Tally up the lines in the following entries where the string "interesting" appears, and answer with the number alone.

■ ■ ■ ■

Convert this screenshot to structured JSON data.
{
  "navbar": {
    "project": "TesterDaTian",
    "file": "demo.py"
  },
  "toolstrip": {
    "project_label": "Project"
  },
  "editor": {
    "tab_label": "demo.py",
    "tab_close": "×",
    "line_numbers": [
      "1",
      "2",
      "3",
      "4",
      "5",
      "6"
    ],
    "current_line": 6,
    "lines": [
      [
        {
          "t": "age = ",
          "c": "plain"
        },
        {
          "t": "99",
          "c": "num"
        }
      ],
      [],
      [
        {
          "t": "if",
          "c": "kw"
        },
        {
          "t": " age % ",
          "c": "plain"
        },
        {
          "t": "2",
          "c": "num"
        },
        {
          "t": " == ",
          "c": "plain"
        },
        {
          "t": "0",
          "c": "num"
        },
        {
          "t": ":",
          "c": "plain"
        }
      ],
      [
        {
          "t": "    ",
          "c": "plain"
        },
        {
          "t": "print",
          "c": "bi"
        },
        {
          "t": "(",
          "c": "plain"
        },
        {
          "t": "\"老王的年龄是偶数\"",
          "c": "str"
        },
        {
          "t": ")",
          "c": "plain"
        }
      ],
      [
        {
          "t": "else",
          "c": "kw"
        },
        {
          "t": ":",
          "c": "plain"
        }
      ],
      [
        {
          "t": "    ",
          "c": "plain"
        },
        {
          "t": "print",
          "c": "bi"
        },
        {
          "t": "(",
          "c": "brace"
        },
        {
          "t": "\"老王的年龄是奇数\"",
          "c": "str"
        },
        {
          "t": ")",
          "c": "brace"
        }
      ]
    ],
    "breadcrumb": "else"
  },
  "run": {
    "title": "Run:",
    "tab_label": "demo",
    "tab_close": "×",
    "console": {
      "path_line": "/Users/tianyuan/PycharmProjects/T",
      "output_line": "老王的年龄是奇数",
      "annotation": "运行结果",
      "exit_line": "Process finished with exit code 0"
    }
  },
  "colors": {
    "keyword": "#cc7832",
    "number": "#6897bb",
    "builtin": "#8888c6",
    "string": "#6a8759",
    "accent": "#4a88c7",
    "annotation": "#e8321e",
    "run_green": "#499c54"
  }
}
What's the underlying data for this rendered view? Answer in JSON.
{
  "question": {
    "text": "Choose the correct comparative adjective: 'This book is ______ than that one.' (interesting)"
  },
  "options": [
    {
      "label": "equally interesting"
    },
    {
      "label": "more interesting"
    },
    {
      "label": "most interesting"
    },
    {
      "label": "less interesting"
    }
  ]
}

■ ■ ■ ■

Exercise output
5